- Blast from the Past
- Hi, I'm Darryll and I live in Pullman, Washington with my wife and two kids. I'm a licensed Architect and am employed as a Project Manager at Washington State University. In addition, I have my own business doing residential designs in the greater Palouse area. I am a self-taught pianist, song-writer and singer and am involved in the music department at my local church.
Thursday, March 25, 2010
I grew up in a family that loved the outdoors. We camped, we hiked, we went to the beach, the mountains, a local lake… anyplace that we could enjoy the great outdoors.
We spent a lot of our weekends hiking and fishing. There are a lot of things that we did a bit differently back then. To begin with, we didn’t have the latest and greatest in fishing tackle and gear. Our rods were made up of two or three sections and when they weren’t assembled, we held them together with rubber bands, not in handy little plastic protective cases. This also meant that they weren’t necessarily all together when we grabbed them. More than once, it made for a bit of last minute scrambling. Our reels usually required a few minutes of attention to get the tangles out and everything set up. We put weights on our lines using our teeth and tied hooks with clumsy knots.
Why in the world would we pay for something we can get for free?

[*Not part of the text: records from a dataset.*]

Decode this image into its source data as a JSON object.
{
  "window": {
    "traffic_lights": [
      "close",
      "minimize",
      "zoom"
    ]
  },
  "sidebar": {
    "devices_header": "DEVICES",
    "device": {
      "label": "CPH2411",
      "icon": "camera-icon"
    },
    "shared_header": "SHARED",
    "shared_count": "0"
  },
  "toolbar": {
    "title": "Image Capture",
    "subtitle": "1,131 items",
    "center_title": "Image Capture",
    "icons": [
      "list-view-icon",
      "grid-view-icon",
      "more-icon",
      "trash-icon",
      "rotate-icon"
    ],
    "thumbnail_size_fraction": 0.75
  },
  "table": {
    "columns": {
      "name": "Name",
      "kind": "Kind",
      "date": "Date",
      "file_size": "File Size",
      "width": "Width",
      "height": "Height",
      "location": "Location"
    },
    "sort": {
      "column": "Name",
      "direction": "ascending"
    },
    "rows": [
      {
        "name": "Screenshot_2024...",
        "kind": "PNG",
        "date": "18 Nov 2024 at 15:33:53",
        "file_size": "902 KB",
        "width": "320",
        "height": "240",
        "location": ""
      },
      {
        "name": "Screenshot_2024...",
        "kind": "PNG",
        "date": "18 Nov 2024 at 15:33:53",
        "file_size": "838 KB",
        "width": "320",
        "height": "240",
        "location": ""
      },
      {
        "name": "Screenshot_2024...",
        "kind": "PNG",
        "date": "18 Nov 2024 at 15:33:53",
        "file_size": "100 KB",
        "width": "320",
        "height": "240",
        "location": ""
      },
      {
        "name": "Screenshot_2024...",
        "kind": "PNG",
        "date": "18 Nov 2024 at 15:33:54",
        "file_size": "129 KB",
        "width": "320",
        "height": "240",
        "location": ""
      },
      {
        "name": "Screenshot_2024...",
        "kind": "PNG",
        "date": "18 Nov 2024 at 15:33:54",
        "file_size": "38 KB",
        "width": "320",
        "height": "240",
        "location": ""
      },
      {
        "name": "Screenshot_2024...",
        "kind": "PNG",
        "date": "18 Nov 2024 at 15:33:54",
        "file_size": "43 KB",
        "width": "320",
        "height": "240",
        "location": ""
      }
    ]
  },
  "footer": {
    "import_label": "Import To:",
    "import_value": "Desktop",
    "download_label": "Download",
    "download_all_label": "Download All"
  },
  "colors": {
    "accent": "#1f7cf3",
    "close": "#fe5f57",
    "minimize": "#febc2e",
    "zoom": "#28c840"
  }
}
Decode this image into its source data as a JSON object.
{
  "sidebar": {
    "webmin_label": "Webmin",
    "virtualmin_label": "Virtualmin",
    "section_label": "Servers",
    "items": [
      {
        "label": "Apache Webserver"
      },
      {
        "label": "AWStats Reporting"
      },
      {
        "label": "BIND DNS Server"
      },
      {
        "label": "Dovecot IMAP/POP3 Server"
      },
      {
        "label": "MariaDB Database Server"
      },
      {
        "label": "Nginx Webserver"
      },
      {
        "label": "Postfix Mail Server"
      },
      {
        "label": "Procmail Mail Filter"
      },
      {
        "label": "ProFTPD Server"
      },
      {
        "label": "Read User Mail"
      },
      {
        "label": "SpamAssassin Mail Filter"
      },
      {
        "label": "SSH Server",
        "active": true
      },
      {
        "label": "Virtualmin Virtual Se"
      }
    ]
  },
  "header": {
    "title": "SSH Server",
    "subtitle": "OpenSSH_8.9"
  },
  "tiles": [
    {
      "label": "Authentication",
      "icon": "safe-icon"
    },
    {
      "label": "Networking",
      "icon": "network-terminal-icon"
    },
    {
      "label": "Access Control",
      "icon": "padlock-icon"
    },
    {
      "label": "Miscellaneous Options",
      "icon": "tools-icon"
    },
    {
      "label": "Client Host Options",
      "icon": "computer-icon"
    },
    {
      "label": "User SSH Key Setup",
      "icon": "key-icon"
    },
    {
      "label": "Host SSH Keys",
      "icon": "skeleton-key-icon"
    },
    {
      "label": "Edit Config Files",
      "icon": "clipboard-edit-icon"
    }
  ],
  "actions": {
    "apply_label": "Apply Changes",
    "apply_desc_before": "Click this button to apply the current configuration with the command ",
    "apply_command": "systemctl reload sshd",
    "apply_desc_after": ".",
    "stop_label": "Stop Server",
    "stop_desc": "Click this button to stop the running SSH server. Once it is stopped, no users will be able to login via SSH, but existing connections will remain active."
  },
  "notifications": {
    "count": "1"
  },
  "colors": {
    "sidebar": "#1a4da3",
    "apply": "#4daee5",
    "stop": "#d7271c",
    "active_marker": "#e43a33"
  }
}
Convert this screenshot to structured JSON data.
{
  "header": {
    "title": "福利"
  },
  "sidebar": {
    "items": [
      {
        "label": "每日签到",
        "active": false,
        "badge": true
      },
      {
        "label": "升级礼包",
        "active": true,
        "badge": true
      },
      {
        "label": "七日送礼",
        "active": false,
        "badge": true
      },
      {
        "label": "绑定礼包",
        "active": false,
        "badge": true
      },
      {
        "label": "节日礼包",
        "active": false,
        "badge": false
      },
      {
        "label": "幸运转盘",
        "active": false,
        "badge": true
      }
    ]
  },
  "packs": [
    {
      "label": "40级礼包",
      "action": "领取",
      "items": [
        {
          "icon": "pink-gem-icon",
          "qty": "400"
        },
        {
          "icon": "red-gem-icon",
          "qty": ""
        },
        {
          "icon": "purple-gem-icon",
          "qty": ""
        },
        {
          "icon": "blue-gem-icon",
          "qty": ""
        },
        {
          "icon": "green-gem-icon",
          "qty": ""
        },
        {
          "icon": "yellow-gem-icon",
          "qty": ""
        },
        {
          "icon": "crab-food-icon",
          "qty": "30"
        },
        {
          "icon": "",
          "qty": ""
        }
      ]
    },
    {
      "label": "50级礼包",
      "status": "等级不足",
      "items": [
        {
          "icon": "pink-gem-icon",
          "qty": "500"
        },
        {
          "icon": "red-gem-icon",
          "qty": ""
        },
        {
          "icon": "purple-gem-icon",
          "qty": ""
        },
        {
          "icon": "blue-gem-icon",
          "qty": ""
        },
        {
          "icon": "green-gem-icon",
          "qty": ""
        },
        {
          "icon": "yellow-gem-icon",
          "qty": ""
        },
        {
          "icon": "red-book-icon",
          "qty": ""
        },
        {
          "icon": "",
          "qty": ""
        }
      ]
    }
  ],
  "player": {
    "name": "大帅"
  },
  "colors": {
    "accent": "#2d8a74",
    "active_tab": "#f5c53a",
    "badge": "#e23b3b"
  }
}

That was the philosophy of my dad and uncle, and meant that me, my brother and cousin were out in the yard at night after having the sprinkler on all evening so that we could get night crawlers. It was a fun job for a kid, and did teach us that we could provide for ourselves… we didn’t always have to pay for things you could put forth effort to acquire.
We drove to trailheads late at night and slept in our cars with nothing more than a blanket and a wadded up coat for a pillow and leaning on each other.
Up at the crack of dawn, we did not eat some fancy nature trail bar thingy or drink a high energy drink. It was coffee from the thermos and maybe an apple or a candy bar… just something to get us going. We’d hike through dew soaked meadows and fight off mosquitoes the old-fashioned way – we’d SWAT ‘em. We’d spend the day fishing and would almost always come home with a mess of fresh mountain-lake fish. Limits were like 8 or 12 per person, so 5 or 6 of us would get quite a haul.
I don’t know – do kids still do these things today? It seemed like all my friends growing up fished, hunted, or did something outdoors most every weekend. It’s something the kids of today need to experience for themselves, and, NO, swinging around a Wii does not an outdoor experience make!
Wednesday, March 24, 2010
I remember a time when I didn’t know the words to every single song that I ever tried to sing along with. I remember sitting around my parent’s stereo console with some friends and listening to the latest and greatest top 40 hit that one of us might have bought on a 45 that week. I remember as we picked up the needle and played it over and over, straining our ears to try to figure out the few words that we hadn’t been able to quite make out as we had listened to the song on the radio. I remember us kids all arguing about it and deciding that we really weren’t sure – some of us thought one thing, some another – and we’d decide on the most obscure one, somehow thinking that with a weird word or reference that we didn’t understand, the song was even cooler and so were we since we had it.
And – that’s where we left it. Blissfully unaware of our inaccuracy, and none the worse for it.
So – today – is there any song that you don’t know the words to that you haven’t looked up on the internet? Do you jump on the computer and it’s only a matter of seconds before any confusion about what you thought you heard is either confirmed or cleared up? Or – do you try to listen to it over and over… maybe ask your friends what they think the words are?
…just a little bit of innocence that we’ve given up to the information age.
Tuesday, March 2, 2010
A friend sent this to me. It says more in a short paragraph than I could say in a month of blogging. If you click on it, it will open up much larger to read with our aging eyes.
And, please don't think I hate all kids today (I have a couple of my own, you know) - or that I throw all kids into this cauldron of "spoiled lazy brats" soup. I do think that in a lot of ways, this generation of parents as a whole, has certainly done our kids a disservice by not drugging them in some of the ways mentioned here.
I'll be the first to admit that raising kids is hard work, takes concentrated effort and challenges our own abilities and level of commitment - even to the things we strongly believe in. But I also know that it's worth the headaches and heartaches. I pray that God helps us all to bethe types of parents that raise kids that will be upstanding and contributing parts of society, kind and caring to others, and giving rather than selfish.